A new government led by Justin Trudeau has thrust Canada into a "new era" in its relations with China and the rest of the world, Paul Martin says.

The former Liberal prime minister, who appeared on the campaign trail with Mr. Trudeau, was one of the architects of the G20 political forum, which China will host next year. He has travelled to China this week to argue for the importance of those meetings, saying he has "great hope" they will reinvigorate a body that has grown less relevant in recent years.

In particular, he said, the 2016 meeting could set in stone agreements worked out at climate talks that will take place in Paris later this year.

But Mr. Martin is also placing hope in Mr. Trudeau as a leader who can help develop consensus on some of those issues, and in the process return Canada to the role it has periodically played in the past as a global intermediary.

"Canada should take the lead again, and that lead should be on essentially building the multilateral institutions," Mr. Martin said Monday night in Beijing, where he addressed a crowd of academics and journalists at the Canadian embassy.

Canada has a chance to become "the essential country" by drawing others together and saying, "Hey guys, work together," Mr. Martin said.

"The country that can do this more than any other is Canada."

Asked how Mr. Trudeau might approach China differently from the Stephen Harper government, Mr. Martin said: "This is a new era … The opportunity to work with China in the G20 is one that Canada will take advantage of, and we should have been taking advantage of for some time."

He called for the rapid expansion of the Trans-Pacific Partnership to include China and India, although he cautioned that the skepticism voiced by U.S. presidential contender Hillary Clinton means "the TPP may not happen."

It would make "enormous sense," he said, for Canada to pursue a free-trade agreement with China, particularly as part of a broader global trade deal.

Mr. Martin said he expected Canada to shed its standing as a less important player on the global stage.

"I can tell you under Justin Trudeau, it's not going to be [that way] for long," he said.

In China, Mr. Martin said, Canada should strike its own path, rather than follow the lead of a country like the United Kingdom, which has pursued a trade-heavy agenda with Beijing but has been criticized for muting human rights concerns in service of big-ticket investment deals.

"We do have values," Mr. Martin said.
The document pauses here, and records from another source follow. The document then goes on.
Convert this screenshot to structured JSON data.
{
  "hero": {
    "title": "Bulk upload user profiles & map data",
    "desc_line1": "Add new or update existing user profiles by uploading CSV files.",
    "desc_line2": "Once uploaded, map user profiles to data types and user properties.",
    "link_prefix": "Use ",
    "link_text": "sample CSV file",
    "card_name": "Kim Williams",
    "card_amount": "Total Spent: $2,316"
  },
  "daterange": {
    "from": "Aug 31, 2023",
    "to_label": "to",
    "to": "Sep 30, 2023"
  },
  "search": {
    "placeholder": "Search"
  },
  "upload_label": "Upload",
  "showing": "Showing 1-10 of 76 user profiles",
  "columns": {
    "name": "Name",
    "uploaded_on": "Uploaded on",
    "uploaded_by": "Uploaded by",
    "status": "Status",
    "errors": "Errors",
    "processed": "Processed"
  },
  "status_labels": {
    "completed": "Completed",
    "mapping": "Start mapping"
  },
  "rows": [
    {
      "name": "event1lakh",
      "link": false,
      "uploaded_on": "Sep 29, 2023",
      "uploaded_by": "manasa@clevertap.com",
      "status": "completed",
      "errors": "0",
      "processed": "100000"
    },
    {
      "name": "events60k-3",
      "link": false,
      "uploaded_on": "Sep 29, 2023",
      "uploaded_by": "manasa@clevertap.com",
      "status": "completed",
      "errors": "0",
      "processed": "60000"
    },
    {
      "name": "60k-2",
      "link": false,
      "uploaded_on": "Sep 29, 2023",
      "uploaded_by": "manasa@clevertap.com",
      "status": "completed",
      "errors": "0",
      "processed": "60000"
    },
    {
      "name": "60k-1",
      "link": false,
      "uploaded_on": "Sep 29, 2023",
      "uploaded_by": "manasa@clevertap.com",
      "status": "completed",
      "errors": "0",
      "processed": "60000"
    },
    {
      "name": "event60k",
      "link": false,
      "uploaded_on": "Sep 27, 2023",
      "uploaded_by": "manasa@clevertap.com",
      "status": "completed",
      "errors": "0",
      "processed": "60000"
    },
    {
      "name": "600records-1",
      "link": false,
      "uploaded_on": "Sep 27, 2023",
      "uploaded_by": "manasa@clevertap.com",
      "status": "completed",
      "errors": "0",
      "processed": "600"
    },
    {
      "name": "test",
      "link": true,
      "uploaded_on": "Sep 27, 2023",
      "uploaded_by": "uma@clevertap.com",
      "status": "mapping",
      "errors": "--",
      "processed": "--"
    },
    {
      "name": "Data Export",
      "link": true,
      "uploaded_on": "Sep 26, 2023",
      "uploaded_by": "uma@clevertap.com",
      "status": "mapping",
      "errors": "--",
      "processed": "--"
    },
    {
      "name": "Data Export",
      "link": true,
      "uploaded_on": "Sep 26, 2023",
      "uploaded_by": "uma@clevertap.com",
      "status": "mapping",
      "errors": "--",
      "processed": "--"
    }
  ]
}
But he argued that, despite a recent campaign to jail lawyers and dissidents, "there's a far greater awareness" in China on human-rights issues "today than there was 10, 15 years ago."

And, he said, in Canada, "We have our own problems."